U.S. cable television operator Cablevision announced today tht it is filing an appeal of a court decision which bars he company from introducing a DVR server which stores users’ recorded programming on the company’s own servers, rather than on set-top boxes located in subscribers’ homes. The appeal follows a court decision last month in which a U.S. District Court in Manhattan barred the company from launching the service, upholding complains from television networks and Hollywood studios that the service would violate copyright laws.
Cablevision’s plan for a “network DVR” would enable customers to set up recording schedules and features much the way traditional DVR users do today; however, instead of storing the recorded content on a set-top box in a user’s home, the video would be stored on the cable operator’s servers. When customers wanted to view the recorded material, it would be retrieved from the cable operator’s system and streamed to the customer over the cable network on an on-demand basis. “Our remote-storage DVR is the same as conventional DVRs, and merely enables consumers to exercise their well-established rights to time-shift television programming,” said Cablevision COO Tom Rutledge in a statement.
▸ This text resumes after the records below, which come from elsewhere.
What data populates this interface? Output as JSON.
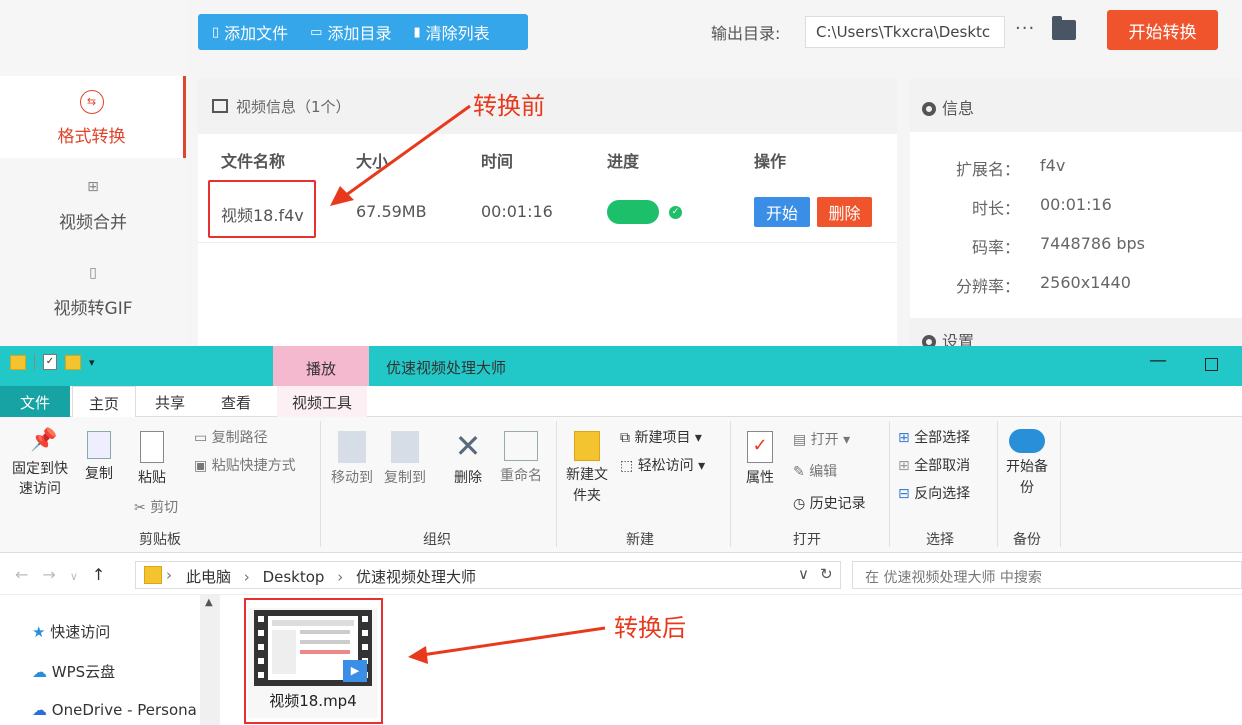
{
  "converter": {
    "toolbar": {
      "add_file": "添加文件",
      "add_dir": "添加目录",
      "clear_list": "清除列表"
    },
    "output_label": "输出目录:",
    "output_path": "C:\\Users\\Tkxcra\\Desktc",
    "more": "···",
    "start_all": "开始转换",
    "nav": [
      {
        "label": "格式转换",
        "icon": "format-convert-icon",
        "active": true
      },
      {
        "label": "视频合并",
        "icon": "video-merge-icon",
        "active": false
      },
      {
        "label": "视频转GIF",
        "icon": "gif-icon",
        "active": false
      }
    ],
    "panel_title": "视频信息（1个）",
    "columns": [
      "文件名称",
      "大小",
      "时间",
      "进度",
      "操作"
    ],
    "row": {
      "name": "视频18.f4v",
      "size": "67.59MB",
      "duration": "00:01:16",
      "progress": 1.0,
      "start": "开始",
      "delete": "删除"
    },
    "info_title": "信息",
    "info": [
      {
        "key": "扩展名：",
        "value": "f4v"
      },
      {
        "key": "时长：",
        "value": "00:01:16"
      },
      {
        "key": "码率：",
        "value": "7448786 bps"
      },
      {
        "key": "分辨率：",
        "value": "2560x1440"
      }
    ],
    "settings_title": "设置"
  },
  "annotations": {
    "before": "转换前",
    "after": "转换后"
  },
  "explorer": {
    "context_tab": "播放",
    "title": "优速视频处理大师",
    "tabs": [
      "文件",
      "主页",
      "共享",
      "查看",
      "视频工具"
    ],
    "ribbon": {
      "pin": "固定到快速访问",
      "copy": "复制",
      "paste": "粘贴",
      "copy_path": "复制路径",
      "paste_shortcut": "粘贴快捷方式",
      "cut": "剪切",
      "move_to": "移动到",
      "copy_to": "复制到",
      "delete": "删除",
      "rename": "重命名",
      "new_folder": "新建文件夹",
      "new_item": "新建项目",
      "easy_access": "轻松访问",
      "properties": "属性",
      "open": "打开",
      "edit": "编辑",
      "history": "历史记录",
      "select_all": "全部选择",
      "select_none": "全部取消",
      "invert": "反向选择",
      "backup": "开始备份"
    },
    "groups": [
      "剪贴板",
      "组织",
      "新建",
      "打开",
      "选择",
      "备份"
    ],
    "breadcrumb": [
      "此电脑",
      "Desktop",
      "优速视频处理大师"
    ],
    "search_placeholder": "在 优速视频处理大师 中搜索",
    "nav_items": [
      "快速访问",
      "WPS云盘",
      "OneDrive - Persona"
    ],
    "file_name": "视频18.mp4"
  }
}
Movie studios and television networks disagree, arguing that storing content “on behalf” of a customer and re-transmitting that data over the cable network amounts to a re-broadcasting of the content, for which the cable company has no license. Studios and television networks would likely be willing to discuss a licensing arrangement for such a service—which, of course, would mean CableVision would be paying a premium for “network DVR”-capable programming. CableVision doesn’t want to do that: the whole point of the network DVR concept is to reduce CableVision’s costs by being able to centrally manage, maintain, and upgrade all the equipment and services needed to provide a DVR service without having to install, maintain, and upgrade individual DVR units in each subscriber’s home.